=== TASK INSTRUCTIONS ===
The answer must be an exact copy of every entry.

=== INPUT RECORDS ===
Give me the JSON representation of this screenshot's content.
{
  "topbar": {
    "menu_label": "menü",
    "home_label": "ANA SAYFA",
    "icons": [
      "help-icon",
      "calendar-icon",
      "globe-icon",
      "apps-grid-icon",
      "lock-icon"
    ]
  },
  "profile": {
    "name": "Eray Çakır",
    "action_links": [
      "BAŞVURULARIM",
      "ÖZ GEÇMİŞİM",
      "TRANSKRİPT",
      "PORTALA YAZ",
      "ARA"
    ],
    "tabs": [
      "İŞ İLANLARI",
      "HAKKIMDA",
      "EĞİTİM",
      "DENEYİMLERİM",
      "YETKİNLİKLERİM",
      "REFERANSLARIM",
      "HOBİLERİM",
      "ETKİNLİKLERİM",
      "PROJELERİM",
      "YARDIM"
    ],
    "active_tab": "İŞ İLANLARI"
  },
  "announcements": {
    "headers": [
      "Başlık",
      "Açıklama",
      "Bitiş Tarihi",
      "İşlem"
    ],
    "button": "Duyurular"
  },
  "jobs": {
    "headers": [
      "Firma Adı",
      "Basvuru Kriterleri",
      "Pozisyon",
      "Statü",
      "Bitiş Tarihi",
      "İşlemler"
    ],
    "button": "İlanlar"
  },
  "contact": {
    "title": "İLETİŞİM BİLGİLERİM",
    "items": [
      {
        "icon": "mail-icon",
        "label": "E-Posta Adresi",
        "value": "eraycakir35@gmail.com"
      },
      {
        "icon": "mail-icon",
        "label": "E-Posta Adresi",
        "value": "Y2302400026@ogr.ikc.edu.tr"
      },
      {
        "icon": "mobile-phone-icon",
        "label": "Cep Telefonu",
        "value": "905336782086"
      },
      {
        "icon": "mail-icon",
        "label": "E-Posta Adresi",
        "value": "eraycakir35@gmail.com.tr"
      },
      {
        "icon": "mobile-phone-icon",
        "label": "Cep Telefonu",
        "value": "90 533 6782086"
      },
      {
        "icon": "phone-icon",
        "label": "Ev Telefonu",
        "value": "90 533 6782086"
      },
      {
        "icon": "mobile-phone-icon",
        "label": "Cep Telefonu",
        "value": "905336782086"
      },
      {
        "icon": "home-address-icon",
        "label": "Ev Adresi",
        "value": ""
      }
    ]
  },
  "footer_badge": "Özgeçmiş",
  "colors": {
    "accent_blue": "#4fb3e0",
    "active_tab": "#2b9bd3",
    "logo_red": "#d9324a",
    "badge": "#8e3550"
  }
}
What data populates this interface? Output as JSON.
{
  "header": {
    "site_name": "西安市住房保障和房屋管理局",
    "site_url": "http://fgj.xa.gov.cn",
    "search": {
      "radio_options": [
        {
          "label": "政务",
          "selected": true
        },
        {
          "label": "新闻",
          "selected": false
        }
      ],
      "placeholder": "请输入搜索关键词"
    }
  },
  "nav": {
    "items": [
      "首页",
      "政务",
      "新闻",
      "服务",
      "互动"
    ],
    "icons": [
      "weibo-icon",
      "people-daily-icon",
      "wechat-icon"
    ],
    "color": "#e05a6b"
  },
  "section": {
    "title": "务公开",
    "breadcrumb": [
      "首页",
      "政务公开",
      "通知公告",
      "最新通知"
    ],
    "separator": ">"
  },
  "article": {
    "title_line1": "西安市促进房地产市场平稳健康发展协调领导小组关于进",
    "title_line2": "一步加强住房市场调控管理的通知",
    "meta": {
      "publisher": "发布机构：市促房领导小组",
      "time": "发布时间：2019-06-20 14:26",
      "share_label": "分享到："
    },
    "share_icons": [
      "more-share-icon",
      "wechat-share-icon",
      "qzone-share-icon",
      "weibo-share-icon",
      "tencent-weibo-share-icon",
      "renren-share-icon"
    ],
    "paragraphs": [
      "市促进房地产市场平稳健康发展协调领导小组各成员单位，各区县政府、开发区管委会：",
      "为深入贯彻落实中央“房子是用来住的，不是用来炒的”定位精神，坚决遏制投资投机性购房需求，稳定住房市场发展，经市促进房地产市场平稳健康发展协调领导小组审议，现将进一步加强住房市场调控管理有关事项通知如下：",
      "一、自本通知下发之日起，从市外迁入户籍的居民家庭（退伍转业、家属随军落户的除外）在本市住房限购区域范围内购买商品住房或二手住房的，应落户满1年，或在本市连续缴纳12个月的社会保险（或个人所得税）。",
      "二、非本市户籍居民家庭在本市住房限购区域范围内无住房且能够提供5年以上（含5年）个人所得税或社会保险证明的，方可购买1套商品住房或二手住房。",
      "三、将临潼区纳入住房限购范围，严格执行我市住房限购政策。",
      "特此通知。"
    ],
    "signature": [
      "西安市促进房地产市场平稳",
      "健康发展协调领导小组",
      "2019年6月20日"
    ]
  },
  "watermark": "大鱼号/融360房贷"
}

=== ANSWER BELOW ===
Give me the JSON representation of this screenshot's content.
{
  "topbar": {
    "menu_label": "menü",
    "home_label": "ANA SAYFA",
    "icons": [
      "help-icon",
      "calendar-icon",
      "globe-icon",
      "apps-grid-icon",
      "lock-icon"
    ]
  },
  "profile": {
    "name": "Eray Çakır",
    "action_links": [
      "BAŞVURULARIM",
      "ÖZ GEÇMİŞİM",
      "TRANSKRİPT",
      "PORTALA YAZ",
      "ARA"
    ],
    "tabs": [
      "İŞ İLANLARI",
      "HAKKIMDA",
      "EĞİTİM",
      "DENEYİMLERİM",
      "YETKİNLİKLERİM",
      "REFERANSLARIM",
      "HOBİLERİM",
      "ETKİNLİKLERİM",
      "PROJELERİM",
      "YARDIM"
    ],
    "active_tab": "İŞ İLANLARI"
  },
  "announcements": {
    "headers": [
      "Başlık",
      "Açıklama",
      "Bitiş Tarihi",
      "İşlem"
    ],
    "button": "Duyurular"
  },
  "jobs": {
    "headers": [
      "Firma Adı",
      "Basvuru Kriterleri",
      "Pozisyon",
      "Statü",
      "Bitiş Tarihi",
      "İşlemler"
    ],
    "button": "İlanlar"
  },
  "contact": {
    "title": "İLETİŞİM BİLGİLERİM",
    "items": [
      {
        "icon": "mail-icon",
        "label": "E-Posta Adresi",
        "value": "eraycakir35@gmail.com"
      },
      {
        "icon": "mail-icon",
        "label": "E-Posta Adresi",
        "value": "Y2302400026@ogr.ikc.edu.tr"
      },
      {
        "icon": "mobile-phone-icon",
        "label": "Cep Telefonu",
        "value": "905336782086"
      },
      {
        "icon": "mail-icon",
        "label": "E-Posta Adresi",
        "value": "eraycakir35@gmail.com.tr"
      },
      {
        "icon": "mobile-phone-icon",
        "label": "Cep Telefonu",
        "value": "90 533 6782086"
      },
      {
        "icon": "phone-icon",
        "label": "Ev Telefonu",
        "value": "90 533 6782086"
      },
      {
        "icon": "mobile-phone-icon",
        "label": "Cep Telefonu",
        "value": "905336782086"
      },
      {
        "icon": "home-address-icon",
        "label": "Ev Adresi",
        "value": ""
      }
    ]
  },
  "footer_badge": "Özgeçmiş",
  "colors": {
    "accent_blue": "#4fb3e0",
    "active_tab": "#2b9bd3",
    "logo_red": "#d9324a",
    "badge": "#8e3550"
  }
}
What data populates this interface? Output as JSON.
{
  "header": {
    "site_name": "西安市住房保障和房屋管理局",
    "site_url": "http://fgj.xa.gov.cn",
    "search": {
      "radio_options": [
        {
          "label": "政务",
          "selected": true
        },
        {
          "label": "新闻",
          "selected": false
        }
      ],
      "placeholder": "请输入搜索关键词"
    }
  },
  "nav": {
    "items": [
      "首页",
      "政务",
      "新闻",
      "服务",
      "互动"
    ],
    "icons": [
      "weibo-icon",
      "people-daily-icon",
      "wechat-icon"
    ],
    "color": "#e05a6b"
  },
  "section": {
    "title": "务公开",
    "breadcrumb": [
      "首页",
      "政务公开",
      "通知公告",
      "最新通知"
    ],
    "separator": ">"
  },
  "article": {
    "title_line1": "西安市促进房地产市场平稳健康发展协调领导小组关于进",
    "title_line2": "一步加强住房市场调控管理的通知",
    "meta": {
      "publisher": "发布机构：市促房领导小组",
      "time": "发布时间：2019-06-20 14:26",
      "share_label": "分享到："
    },
    "share_icons": [
      "more-share-icon",
      "wechat-share-icon",
      "qzone-share-icon",
      "weibo-share-icon",
      "tencent-weibo-share-icon",
      "renren-share-icon"
    ],
    "paragraphs": [
      "市促进房地产市场平稳健康发展协调领导小组各成员单位，各区县政府、开发区管委会：",
      "为深入贯彻落实中央“房子是用来住的，不是用来炒的”定位精神，坚决遏制投资投机性购房需求，稳定住房市场发展，经市促进房地产市场平稳健康发展协调领导小组审议，现将进一步加强住房市场调控管理有关事项通知如下：",
      "一、自本通知下发之日起，从市外迁入户籍的居民家庭（退伍转业、家属随军落户的除外）在本市住房限购区域范围内购买商品住房或二手住房的，应落户满1年，或在本市连续缴纳12个月的社会保险（或个人所得税）。",
      "二、非本市户籍居民家庭在本市住房限购区域范围内无住房且能够提供5年以上（含5年）个人所得税或社会保险证明的，方可购买1套商品住房或二手住房。",
      "三、将临潼区纳入住房限购范围，严格执行我市住房限购政策。",
      "特此通知。"
    ],
    "signature": [
      "西安市促进房地产市场平稳",
      "健康发展协调领导小组",
      "2019年6月20日"
    ]
  },
  "watermark": "大鱼号/融360房贷"
}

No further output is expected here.